Excerpts from an interface dataset:
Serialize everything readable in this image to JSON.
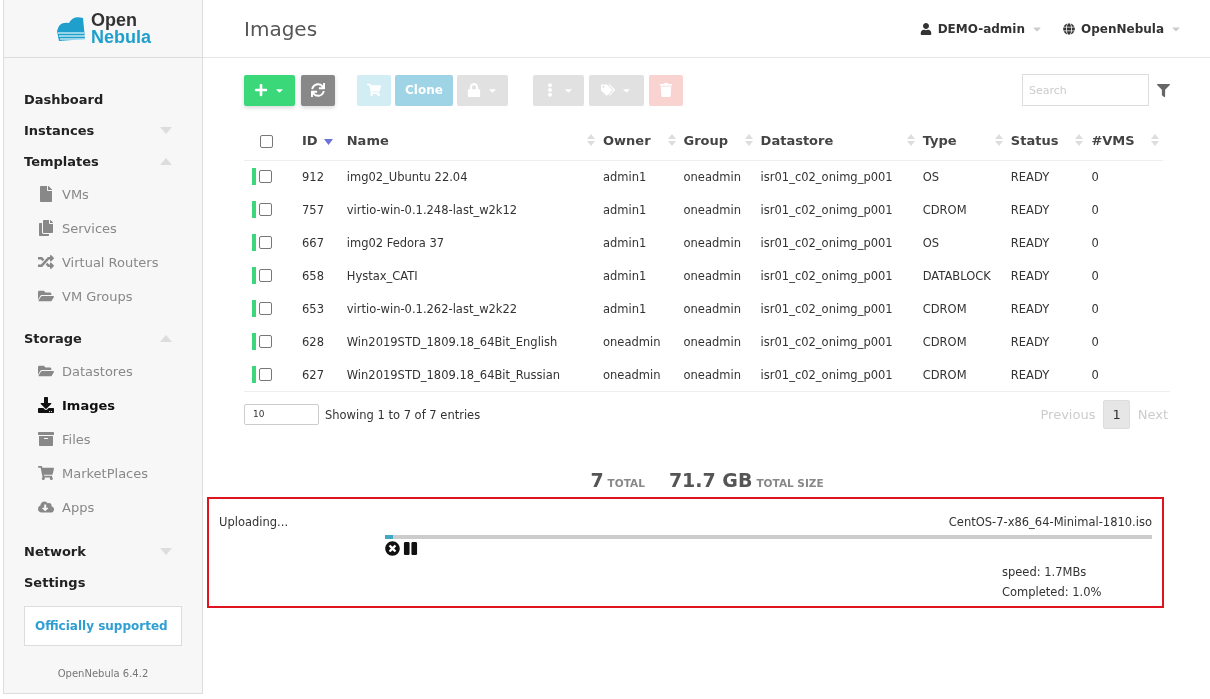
{
  "logo": {
    "line1": "Open",
    "line2": "Nebula"
  },
  "sidebar": {
    "items": [
      {
        "label": "Dashboard",
        "kind": "link"
      },
      {
        "label": "Instances",
        "kind": "group",
        "expanded": false
      },
      {
        "label": "Templates",
        "kind": "group",
        "expanded": true,
        "children": [
          {
            "label": "VMs",
            "selected": false
          },
          {
            "label": "Services",
            "selected": false
          },
          {
            "label": "Virtual Routers",
            "selected": false
          },
          {
            "label": "VM Groups",
            "selected": false
          }
        ]
      },
      {
        "label": "Storage",
        "kind": "group",
        "expanded": true,
        "children": [
          {
            "label": "Datastores",
            "selected": false
          },
          {
            "label": "Images",
            "selected": true
          },
          {
            "label": "Files",
            "selected": false
          },
          {
            "label": "MarketPlaces",
            "selected": false
          },
          {
            "label": "Apps",
            "selected": false
          }
        ]
      },
      {
        "label": "Network",
        "kind": "group",
        "expanded": false
      },
      {
        "label": "Settings",
        "kind": "link"
      }
    ],
    "support": "Officially supported",
    "version": "OpenNebula 6.4.2"
  },
  "header": {
    "title": "Images",
    "user": "DEMO-admin",
    "zone": "OpenNebula"
  },
  "toolbar": [
    {
      "kind": "add",
      "disabled": false
    },
    {
      "kind": "refresh",
      "disabled": false
    },
    {
      "kind": "cart",
      "disabled": true
    },
    {
      "kind": "clone",
      "label": "Clone",
      "disabled": true
    },
    {
      "kind": "lock",
      "disabled": true
    },
    {
      "kind": "more",
      "disabled": true
    },
    {
      "kind": "tags",
      "disabled": true
    },
    {
      "kind": "delete",
      "disabled": true
    }
  ],
  "search": {
    "placeholder": "Search"
  },
  "table": {
    "columns": [
      {
        "label": "ID",
        "sorted": true
      },
      {
        "label": "Name",
        "sorted": false
      },
      {
        "label": "Owner",
        "sorted": false
      },
      {
        "label": "Group",
        "sorted": false
      },
      {
        "label": "Datastore",
        "sorted": false
      },
      {
        "label": "Type",
        "sorted": false
      },
      {
        "label": "Status",
        "sorted": false
      },
      {
        "label": "#VMS",
        "sorted": false
      }
    ],
    "all_checked": false,
    "rows": [
      {
        "checked": false,
        "color": "#3ed67b",
        "cells": [
          "912",
          "img02_Ubuntu 22.04",
          "admin1",
          "oneadmin",
          "isr01_c02_onimg_p001",
          "OS",
          "READY",
          "0"
        ]
      },
      {
        "checked": false,
        "color": "#3ed67b",
        "cells": [
          "757",
          "virtio-win-0.1.248-last_w2k12",
          "admin1",
          "oneadmin",
          "isr01_c02_onimg_p001",
          "CDROM",
          "READY",
          "0"
        ]
      },
      {
        "checked": false,
        "color": "#3ed67b",
        "cells": [
          "667",
          "img02 Fedora 37",
          "admin1",
          "oneadmin",
          "isr01_c02_onimg_p001",
          "OS",
          "READY",
          "0"
        ]
      },
      {
        "checked": false,
        "color": "#3ed67b",
        "cells": [
          "658",
          "Hystax_CATI",
          "admin1",
          "oneadmin",
          "isr01_c02_onimg_p001",
          "DATABLOCK",
          "READY",
          "0"
        ]
      },
      {
        "checked": false,
        "color": "#3ed67b",
        "cells": [
          "653",
          "virtio-win-0.1.262-last_w2k22",
          "admin1",
          "oneadmin",
          "isr01_c02_onimg_p001",
          "CDROM",
          "READY",
          "0"
        ]
      },
      {
        "checked": false,
        "color": "#3ed67b",
        "cells": [
          "628",
          "Win2019STD_1809.18_64Bit_English",
          "oneadmin",
          "oneadmin",
          "isr01_c02_onimg_p001",
          "CDROM",
          "READY",
          "0"
        ]
      },
      {
        "checked": false,
        "color": "#3ed67b",
        "cells": [
          "627",
          "Win2019STD_1809.18_64Bit_Russian",
          "oneadmin",
          "oneadmin",
          "isr01_c02_onimg_p001",
          "CDROM",
          "READY",
          "0"
        ]
      }
    ]
  },
  "footer": {
    "page_size": "10",
    "info": "Showing 1 to 7 of 7 entries",
    "pages": [
      {
        "label": "Previous",
        "kind": "prev",
        "disabled": true
      },
      {
        "label": "1",
        "kind": "page",
        "selected": true
      },
      {
        "label": "Next",
        "kind": "next",
        "disabled": true
      }
    ]
  },
  "totals": [
    {
      "value": "7",
      "label": "TOTAL"
    },
    {
      "value": "71.7 GB",
      "label": "TOTAL SIZE"
    }
  ],
  "upload": {
    "status": "Uploading...",
    "file": "CentOS-7-x86_64-Minimal-1810.iso",
    "level": 0.01,
    "speed": "speed: 1.7MBs",
    "completed": "Completed: 1.0%"
  }
}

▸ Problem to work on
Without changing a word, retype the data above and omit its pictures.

▸ Result of this task
Serialize everything readable in this image to JSON.
{
  "logo": {
    "line1": "Open",
    "line2": "Nebula"
  },
  "sidebar": {
    "items": [
      {
        "label": "Dashboard",
        "kind": "link"
      },
      {
        "label": "Instances",
        "kind": "group",
        "expanded": false
      },
      {
        "label": "Templates",
        "kind": "group",
        "expanded": true,
        "children": [
          {
            "label": "VMs",
            "selected": false
          },
          {
            "label": "Services",
            "selected": false
          },
          {
            "label": "Virtual Routers",
            "selected": false
          },
          {
            "label": "VM Groups",
            "selected": false
          }
        ]
      },
      {
        "label": "Storage",
        "kind": "group",
        "expanded": true,
        "children": [
          {
            "label": "Datastores",
            "selected": false
          },
          {
            "label": "Images",
            "selected": true
          },
          {
            "label": "Files",
            "selected": false
          },
          {
            "label": "MarketPlaces",
            "selected": false
          },
          {
            "label": "Apps",
            "selected": false
          }
        ]
      },
      {
        "label": "Network",
        "kind": "group",
        "expanded": false
      },
      {
        "label": "Settings",
        "kind": "link"
      }
    ],
    "support": "Officially supported",
    "version": "OpenNebula 6.4.2"
  },
  "header": {
    "title": "Images",
    "user": "DEMO-admin",
    "zone": "OpenNebula"
  },
  "toolbar": [
    {
      "kind": "add",
      "disabled": false
    },
    {
      "kind": "refresh",
      "disabled": false
    },
    {
      "kind": "cart",
      "disabled": true
    },
    {
      "kind": "clone",
      "label": "Clone",
      "disabled": true
    },
    {
      "kind": "lock",
      "disabled": true
    },
    {
      "kind": "more",
      "disabled": true
    },
    {
      "kind": "tags",
      "disabled": true
    },
    {
      "kind": "delete",
      "disabled": true
    }
  ],
  "search": {
    "placeholder": "Search"
  },
  "table": {
    "columns": [
      {
        "label": "ID",
        "sorted": true
      },
      {
        "label": "Name",
        "sorted": false
      },
      {
        "label": "Owner",
        "sorted": false
      },
      {
        "label": "Group",
        "sorted": false
      },
      {
        "label": "Datastore",
        "sorted": false
      },
      {
        "label": "Type",
        "sorted": false
      },
      {
        "label": "Status",
        "sorted": false
      },
      {
        "label": "#VMS",
        "sorted": false
      }
    ],
    "all_checked": false,
    "rows": [
      {
        "checked": false,
        "color": "#3ed67b",
        "cells": [
          "912",
          "img02_Ubuntu 22.04",
          "admin1",
          "oneadmin",
          "isr01_c02_onimg_p001",
          "OS",
          "READY",
          "0"
        ]
      },
      {
        "checked": false,
        "color": "#3ed67b",
        "cells": [
          "757",
          "virtio-win-0.1.248-last_w2k12",
          "admin1",
          "oneadmin",
          "isr01_c02_onimg_p001",
          "CDROM",
          "READY",
          "0"
        ]
      },
      {
        "checked": false,
        "color": "#3ed67b",
        "cells": [
          "667",
          "img02 Fedora 37",
          "admin1",
          "oneadmin",
          "isr01_c02_onimg_p001",
          "OS",
          "READY",
          "0"
        ]
      },
      {
        "checked": false,
        "color": "#3ed67b",
        "cells": [
          "658",
          "Hystax_CATI",
          "admin1",
          "oneadmin",
          "isr01_c02_onimg_p001",
          "DATABLOCK",
          "READY",
          "0"
        ]
      },
      {
        "checked": false,
        "color": "#3ed67b",
        "cells": [
          "653",
          "virtio-win-0.1.262-last_w2k22",
          "admin1",
          "oneadmin",
          "isr01_c02_onimg_p001",
          "CDROM",
          "READY",
          "0"
        ]
      },
      {
        "checked": false,
        "color": "#3ed67b",
        "cells": [
          "628",
          "Win2019STD_1809.18_64Bit_English",
          "oneadmin",
          "oneadmin",
          "isr01_c02_onimg_p001",
          "CDROM",
          "READY",
          "0"
        ]
      },
      {
        "checked": false,
        "color": "#3ed67b",
        "cells": [
          "627",
          "Win2019STD_1809.18_64Bit_Russian",
          "oneadmin",
          "oneadmin",
          "isr01_c02_onimg_p001",
          "CDROM",
          "READY",
          "0"
        ]
      }
    ]
  },
  "footer": {
    "page_size": "10",
    "info": "Showing 1 to 7 of 7 entries",
    "pages": [
      {
        "label": "Previous",
        "kind": "prev",
        "disabled": true
      },
      {
        "label": "1",
        "kind": "page",
        "selected": true
      },
      {
        "label": "Next",
        "kind": "next",
        "disabled": true
      }
    ]
  },
  "totals": [
    {
      "value": "7",
      "label": "TOTAL"
    },
    {
      "value": "71.7 GB",
      "label": "TOTAL SIZE"
    }
  ],
  "upload": {
    "status": "Uploading...",
    "file": "CentOS-7-x86_64-Minimal-1810.iso",
    "level": 0.01,
    "speed": "speed: 1.7MBs",
    "completed": "Completed: 1.0%"
  }
}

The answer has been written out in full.